While it's not obvious, religion is the foundation on which this poem is built. Dickinson has modified the story of Adam, Eve, and the serpent (a.k.a. Satan, Lucifer, Beelzebub, Old Scratch, Mephistopheles—you know, the devil). “A narrow Fellow in the Grass” draws specifically from the Book of Genesis, the first part of the Old Testament in the Bible. As the scripture goes, Eve was convinced to eat the forbidden fruit from the Tree of Knowledge, and Adam eats it too. After this, Adam and Eve become ashamed of their nakedness and become mortal. Dickinson does a lot in this poem, but the allusion to Adam, Eve, and the serpent is the biblical bedrock upon which everything else in the poem rests.
Questions About Religion
How does the rhetorical question in line 3 parallel the serpent’s temptation of Eve?
In Genesis 3:14, God curses the snake, “On your belly you will go.” How does this appear in the poem?
Nature’s People and the barefoot boy suggest innocence. How do they relate to the story of Adam and Eve?
What religious reasons might the speaker have to fear the snake in stanza 6?
Chew on This
The curse on Eve and the serpent is revised in the poem to restore the Garden of Eden peace between humans and the natural world. A happy ending after all!

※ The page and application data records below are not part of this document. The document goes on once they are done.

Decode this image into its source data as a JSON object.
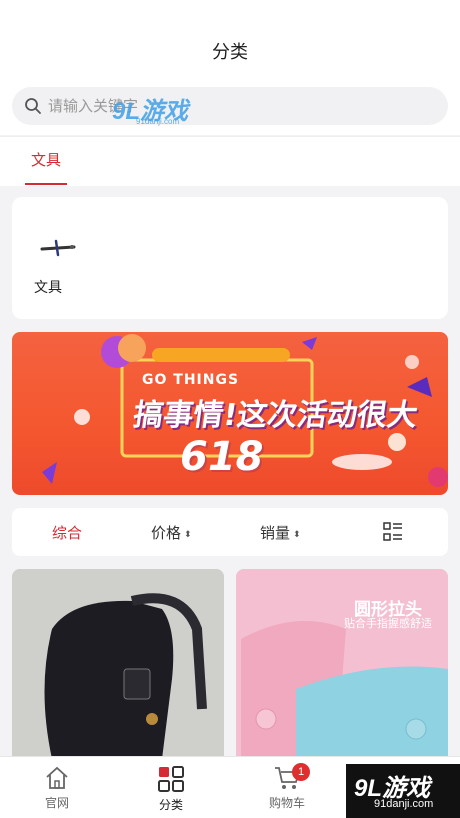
{
  "header": {
    "title": "分类"
  },
  "search": {
    "placeholder": "请输入关键字"
  },
  "tabs": [
    {
      "label": "文具",
      "active": true
    }
  ],
  "categories": [
    {
      "label": "文具",
      "icon": "pen-icon"
    }
  ],
  "banner": {
    "line1": "GO THINGS",
    "line2": "搞事情!这次活动很大",
    "line3": "618"
  },
  "sort": {
    "items": [
      {
        "label": "综合",
        "active": true
      },
      {
        "label": "价格",
        "arrow": "⬍"
      },
      {
        "label": "销量",
        "arrow": "⬍"
      }
    ],
    "view_toggle_icon": "list-view-icon"
  },
  "products": [
    {
      "image": "black-backpack"
    },
    {
      "image": "pink-pencil-case",
      "caption1": "圆形拉头",
      "caption2": "贴合手指握感舒适"
    }
  ],
  "tabbar": {
    "items": [
      {
        "label": "官网",
        "icon": "home-icon"
      },
      {
        "label": "分类",
        "icon": "category-icon",
        "active": true
      },
      {
        "label": "购物车",
        "icon": "cart-icon",
        "badge": "1"
      }
    ]
  },
  "watermark": {
    "logo": "9L游戏",
    "site": "91danji.com"
  },
  "colors": {
    "accent": "#d62b35",
    "background": "#f3f3f5",
    "badge": "#e02e2e"
  }
}
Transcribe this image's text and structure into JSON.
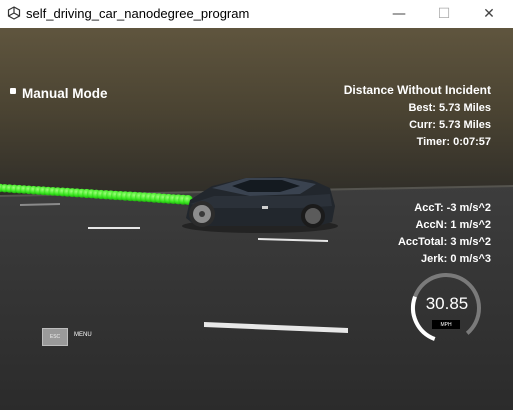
{
  "window": {
    "title": "self_driving_car_nanodegree_program",
    "minimize_glyph": "—",
    "maximize_glyph": "☐",
    "close_glyph": "✕"
  },
  "hud": {
    "mode": "Manual Mode",
    "distance_title": "Distance Without Incident",
    "best": "Best: 5.73 Miles",
    "curr": "Curr: 5.73 Miles",
    "timer": "Timer: 0:07:57",
    "acc_t": "AccT: -3 m/s^2",
    "acc_n": "AccN: 1 m/s^2",
    "acc_total": "AccTotal: 3 m/s^2",
    "jerk": "Jerk: 0 m/s^3",
    "speed": "30.85",
    "speed_unit": "MPH",
    "speed_fraction": 0.3
  },
  "menu": {
    "button_text": "ESC",
    "label": "MENU"
  },
  "colors": {
    "path": "#39e61f",
    "hud_text": "#ffffff",
    "gauge": "#ffffff",
    "gauge_track": "#7a7a7a"
  }
}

In “A narrow Fellow in the Grass,” the speaker's love for Nature’s People is a reminder of the perfect state once known by Adam and Eve in the Garden of Eden. That was pre-serpent, though, which is why the speaker is so freaked out at the end of the poem.